* Your objective
Filter these entries, keeping only lines that hold the word "Counselling".

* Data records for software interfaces
::::::
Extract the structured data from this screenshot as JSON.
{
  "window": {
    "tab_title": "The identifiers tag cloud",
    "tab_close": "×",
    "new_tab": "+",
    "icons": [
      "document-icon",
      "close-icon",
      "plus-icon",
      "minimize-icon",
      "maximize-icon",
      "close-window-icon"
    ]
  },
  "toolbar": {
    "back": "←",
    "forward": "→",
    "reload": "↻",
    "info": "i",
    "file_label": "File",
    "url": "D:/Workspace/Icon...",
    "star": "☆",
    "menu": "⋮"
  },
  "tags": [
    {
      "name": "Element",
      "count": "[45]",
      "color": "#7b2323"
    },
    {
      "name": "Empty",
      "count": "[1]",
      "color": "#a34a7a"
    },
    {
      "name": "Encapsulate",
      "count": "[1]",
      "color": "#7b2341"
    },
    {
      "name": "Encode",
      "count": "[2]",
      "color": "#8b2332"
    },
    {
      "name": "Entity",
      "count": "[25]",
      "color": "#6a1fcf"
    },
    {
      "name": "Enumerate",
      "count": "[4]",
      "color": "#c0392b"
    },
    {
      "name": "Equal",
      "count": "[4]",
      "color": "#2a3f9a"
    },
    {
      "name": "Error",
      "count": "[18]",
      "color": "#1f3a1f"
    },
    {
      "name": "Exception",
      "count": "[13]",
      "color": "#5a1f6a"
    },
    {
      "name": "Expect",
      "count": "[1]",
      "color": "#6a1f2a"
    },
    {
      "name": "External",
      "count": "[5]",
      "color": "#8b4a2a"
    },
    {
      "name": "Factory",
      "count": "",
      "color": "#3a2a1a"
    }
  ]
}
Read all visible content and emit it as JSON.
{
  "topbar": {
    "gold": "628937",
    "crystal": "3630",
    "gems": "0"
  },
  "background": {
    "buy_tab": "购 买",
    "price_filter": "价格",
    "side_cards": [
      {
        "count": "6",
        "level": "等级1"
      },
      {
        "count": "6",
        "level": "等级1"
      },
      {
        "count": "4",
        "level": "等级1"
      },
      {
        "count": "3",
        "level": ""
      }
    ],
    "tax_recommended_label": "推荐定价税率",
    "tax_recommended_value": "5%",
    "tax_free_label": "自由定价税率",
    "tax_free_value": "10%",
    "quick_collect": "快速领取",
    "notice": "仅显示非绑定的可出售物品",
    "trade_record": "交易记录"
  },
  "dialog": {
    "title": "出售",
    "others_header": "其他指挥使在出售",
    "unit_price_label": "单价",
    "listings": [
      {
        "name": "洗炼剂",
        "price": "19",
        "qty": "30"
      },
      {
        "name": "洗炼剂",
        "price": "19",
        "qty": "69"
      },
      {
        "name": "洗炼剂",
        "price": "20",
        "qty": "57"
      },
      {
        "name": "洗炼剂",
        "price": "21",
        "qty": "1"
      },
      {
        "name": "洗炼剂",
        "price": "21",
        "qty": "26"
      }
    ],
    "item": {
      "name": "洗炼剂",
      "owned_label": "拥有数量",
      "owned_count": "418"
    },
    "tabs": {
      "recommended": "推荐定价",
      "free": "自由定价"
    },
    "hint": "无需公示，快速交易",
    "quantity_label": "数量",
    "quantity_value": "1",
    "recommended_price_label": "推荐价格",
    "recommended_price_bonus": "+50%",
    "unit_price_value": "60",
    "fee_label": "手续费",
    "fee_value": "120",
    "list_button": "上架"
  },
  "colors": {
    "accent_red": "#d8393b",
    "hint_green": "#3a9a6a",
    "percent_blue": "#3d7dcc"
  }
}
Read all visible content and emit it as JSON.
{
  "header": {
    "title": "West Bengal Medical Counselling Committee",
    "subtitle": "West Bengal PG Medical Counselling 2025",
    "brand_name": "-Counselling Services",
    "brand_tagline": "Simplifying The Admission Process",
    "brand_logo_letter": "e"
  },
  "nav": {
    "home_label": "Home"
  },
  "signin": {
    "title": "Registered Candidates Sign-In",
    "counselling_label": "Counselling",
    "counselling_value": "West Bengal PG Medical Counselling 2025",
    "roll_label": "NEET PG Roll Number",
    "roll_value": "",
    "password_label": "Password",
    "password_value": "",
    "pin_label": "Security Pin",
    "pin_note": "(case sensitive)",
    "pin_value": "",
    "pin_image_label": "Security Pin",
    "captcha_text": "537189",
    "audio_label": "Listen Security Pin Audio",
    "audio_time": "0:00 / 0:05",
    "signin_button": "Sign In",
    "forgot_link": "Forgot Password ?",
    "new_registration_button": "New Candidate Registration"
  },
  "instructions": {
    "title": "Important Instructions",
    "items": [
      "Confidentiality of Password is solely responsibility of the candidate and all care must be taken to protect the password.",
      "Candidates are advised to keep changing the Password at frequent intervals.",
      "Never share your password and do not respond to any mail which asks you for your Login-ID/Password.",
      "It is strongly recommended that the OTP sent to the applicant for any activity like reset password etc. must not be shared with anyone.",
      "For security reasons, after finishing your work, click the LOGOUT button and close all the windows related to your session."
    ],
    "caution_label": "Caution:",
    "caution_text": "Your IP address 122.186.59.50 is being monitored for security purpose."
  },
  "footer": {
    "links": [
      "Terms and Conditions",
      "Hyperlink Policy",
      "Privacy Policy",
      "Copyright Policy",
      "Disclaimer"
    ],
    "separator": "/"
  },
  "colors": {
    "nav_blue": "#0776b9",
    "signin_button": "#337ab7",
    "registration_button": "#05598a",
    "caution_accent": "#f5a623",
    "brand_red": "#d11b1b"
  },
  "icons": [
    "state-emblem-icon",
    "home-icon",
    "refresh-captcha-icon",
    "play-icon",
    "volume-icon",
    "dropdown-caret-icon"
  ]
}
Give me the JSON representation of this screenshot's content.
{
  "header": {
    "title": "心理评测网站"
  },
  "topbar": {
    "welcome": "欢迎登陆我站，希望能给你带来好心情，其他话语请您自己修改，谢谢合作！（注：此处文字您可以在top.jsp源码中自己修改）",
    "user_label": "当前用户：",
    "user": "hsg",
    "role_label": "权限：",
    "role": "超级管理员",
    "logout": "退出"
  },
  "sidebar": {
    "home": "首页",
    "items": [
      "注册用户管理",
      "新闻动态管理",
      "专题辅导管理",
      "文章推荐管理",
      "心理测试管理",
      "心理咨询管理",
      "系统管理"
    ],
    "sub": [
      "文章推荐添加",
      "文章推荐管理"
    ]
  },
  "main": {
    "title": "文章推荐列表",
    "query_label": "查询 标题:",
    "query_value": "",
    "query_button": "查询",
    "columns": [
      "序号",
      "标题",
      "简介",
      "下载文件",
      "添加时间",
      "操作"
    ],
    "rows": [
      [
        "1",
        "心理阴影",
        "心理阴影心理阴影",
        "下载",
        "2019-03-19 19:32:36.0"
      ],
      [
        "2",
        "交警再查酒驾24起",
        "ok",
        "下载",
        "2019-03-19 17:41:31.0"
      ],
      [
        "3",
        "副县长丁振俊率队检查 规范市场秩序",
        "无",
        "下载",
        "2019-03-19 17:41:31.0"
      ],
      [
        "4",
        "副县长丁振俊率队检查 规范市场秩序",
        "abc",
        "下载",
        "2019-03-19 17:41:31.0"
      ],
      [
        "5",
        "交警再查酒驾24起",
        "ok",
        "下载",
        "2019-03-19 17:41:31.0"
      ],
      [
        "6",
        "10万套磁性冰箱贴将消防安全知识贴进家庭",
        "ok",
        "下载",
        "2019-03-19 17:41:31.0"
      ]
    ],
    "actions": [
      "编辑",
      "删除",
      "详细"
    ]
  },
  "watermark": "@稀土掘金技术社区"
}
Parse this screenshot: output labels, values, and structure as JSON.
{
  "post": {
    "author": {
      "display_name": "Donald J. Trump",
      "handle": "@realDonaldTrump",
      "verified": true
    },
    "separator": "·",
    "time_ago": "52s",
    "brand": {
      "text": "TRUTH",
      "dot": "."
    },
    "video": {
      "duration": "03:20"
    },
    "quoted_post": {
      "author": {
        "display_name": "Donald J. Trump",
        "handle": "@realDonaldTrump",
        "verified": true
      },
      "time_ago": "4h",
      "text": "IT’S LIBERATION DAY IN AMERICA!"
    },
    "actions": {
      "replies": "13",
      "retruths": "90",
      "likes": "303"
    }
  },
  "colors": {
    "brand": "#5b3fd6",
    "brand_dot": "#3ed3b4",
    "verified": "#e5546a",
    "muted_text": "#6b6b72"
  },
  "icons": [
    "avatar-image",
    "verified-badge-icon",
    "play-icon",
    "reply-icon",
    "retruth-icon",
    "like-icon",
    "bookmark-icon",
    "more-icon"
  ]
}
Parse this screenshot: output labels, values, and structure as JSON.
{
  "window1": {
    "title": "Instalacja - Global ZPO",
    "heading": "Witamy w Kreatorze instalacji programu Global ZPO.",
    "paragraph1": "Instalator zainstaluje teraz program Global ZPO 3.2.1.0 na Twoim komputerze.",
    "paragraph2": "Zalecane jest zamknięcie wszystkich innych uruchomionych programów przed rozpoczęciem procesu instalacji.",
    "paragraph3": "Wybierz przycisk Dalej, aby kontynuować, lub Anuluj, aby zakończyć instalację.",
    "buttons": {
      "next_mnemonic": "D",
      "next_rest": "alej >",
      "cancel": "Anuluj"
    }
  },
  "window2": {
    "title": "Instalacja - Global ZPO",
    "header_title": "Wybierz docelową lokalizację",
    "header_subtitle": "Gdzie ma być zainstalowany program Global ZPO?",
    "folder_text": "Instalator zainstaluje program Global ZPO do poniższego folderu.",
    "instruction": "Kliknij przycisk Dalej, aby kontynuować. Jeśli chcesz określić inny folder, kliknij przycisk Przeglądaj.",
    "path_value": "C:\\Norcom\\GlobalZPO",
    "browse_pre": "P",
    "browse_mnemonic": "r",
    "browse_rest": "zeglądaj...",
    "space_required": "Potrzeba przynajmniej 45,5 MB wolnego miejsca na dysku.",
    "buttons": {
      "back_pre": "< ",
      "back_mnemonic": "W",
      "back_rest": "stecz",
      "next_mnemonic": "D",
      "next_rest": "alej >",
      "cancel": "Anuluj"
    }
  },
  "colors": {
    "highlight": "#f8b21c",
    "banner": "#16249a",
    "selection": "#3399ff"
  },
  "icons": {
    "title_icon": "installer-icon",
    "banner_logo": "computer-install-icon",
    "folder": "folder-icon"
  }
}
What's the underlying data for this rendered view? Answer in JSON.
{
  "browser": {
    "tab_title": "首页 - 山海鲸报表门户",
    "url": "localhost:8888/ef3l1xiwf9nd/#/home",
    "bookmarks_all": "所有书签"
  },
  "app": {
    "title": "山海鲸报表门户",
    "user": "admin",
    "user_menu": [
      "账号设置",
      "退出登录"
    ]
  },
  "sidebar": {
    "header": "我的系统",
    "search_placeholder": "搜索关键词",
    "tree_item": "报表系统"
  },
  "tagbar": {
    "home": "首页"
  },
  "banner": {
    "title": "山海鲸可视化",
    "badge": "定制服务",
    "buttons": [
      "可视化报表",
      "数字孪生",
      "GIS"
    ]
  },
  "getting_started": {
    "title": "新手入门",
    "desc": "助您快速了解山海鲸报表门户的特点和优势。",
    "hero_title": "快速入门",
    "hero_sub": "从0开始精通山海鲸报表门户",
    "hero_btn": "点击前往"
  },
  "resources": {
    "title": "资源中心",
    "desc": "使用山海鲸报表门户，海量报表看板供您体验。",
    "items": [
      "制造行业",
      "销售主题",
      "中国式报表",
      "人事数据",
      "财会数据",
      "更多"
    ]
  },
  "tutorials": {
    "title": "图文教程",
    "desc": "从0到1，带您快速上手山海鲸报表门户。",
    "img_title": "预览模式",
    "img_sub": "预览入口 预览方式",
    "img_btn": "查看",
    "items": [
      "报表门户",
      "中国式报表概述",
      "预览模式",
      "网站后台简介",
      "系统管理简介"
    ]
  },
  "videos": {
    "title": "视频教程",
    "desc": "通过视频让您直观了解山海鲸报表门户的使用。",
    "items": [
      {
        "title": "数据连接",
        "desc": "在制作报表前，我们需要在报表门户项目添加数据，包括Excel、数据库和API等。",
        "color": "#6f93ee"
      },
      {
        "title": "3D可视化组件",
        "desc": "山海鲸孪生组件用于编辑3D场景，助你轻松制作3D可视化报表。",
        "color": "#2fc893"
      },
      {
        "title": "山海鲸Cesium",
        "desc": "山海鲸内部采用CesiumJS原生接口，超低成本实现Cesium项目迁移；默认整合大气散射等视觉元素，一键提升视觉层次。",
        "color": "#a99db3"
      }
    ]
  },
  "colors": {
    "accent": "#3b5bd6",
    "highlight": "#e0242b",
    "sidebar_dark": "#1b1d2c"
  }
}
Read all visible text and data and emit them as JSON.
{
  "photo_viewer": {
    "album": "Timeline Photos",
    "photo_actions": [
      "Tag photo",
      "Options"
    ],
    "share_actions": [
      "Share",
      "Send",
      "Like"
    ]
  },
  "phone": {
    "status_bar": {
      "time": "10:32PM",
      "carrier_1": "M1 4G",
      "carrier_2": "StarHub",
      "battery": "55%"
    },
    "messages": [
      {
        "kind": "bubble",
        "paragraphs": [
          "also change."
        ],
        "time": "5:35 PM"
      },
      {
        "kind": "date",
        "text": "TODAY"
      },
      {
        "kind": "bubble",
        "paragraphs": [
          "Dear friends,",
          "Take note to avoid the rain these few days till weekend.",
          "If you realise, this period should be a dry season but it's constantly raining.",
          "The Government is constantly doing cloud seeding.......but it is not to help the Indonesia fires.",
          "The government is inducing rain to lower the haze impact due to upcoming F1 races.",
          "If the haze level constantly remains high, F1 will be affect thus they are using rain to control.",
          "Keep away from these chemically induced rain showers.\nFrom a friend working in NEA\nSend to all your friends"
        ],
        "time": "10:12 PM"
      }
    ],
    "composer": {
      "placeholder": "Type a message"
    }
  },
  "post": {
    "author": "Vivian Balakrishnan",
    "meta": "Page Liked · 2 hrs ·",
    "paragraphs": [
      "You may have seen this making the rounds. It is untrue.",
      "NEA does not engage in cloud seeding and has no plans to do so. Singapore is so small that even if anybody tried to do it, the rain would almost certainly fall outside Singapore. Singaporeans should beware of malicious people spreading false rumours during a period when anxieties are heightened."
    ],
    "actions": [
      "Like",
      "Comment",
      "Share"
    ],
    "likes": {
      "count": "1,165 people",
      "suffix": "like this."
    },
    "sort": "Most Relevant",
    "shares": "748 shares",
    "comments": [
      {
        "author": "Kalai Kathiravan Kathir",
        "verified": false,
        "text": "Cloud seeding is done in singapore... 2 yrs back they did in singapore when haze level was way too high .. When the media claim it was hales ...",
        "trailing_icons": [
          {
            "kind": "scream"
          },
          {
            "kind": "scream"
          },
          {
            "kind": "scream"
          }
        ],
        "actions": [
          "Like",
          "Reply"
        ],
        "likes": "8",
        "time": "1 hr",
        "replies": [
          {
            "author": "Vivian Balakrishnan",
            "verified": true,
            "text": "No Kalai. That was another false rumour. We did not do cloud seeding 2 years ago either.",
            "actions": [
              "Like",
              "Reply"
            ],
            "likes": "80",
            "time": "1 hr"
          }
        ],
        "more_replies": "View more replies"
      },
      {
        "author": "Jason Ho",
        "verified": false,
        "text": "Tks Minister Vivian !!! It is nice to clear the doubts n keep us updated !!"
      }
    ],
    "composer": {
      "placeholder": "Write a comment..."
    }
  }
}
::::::
* Your solution
    "title": "West Bengal Medical Counselling Committee",
    "subtitle": "West Bengal PG Medical Counselling 2025",
    "brand_name": "-Counselling Services",
    "counselling_label": "Counselling",
    "counselling_value": "West Bengal PG Medical Counselling 2025",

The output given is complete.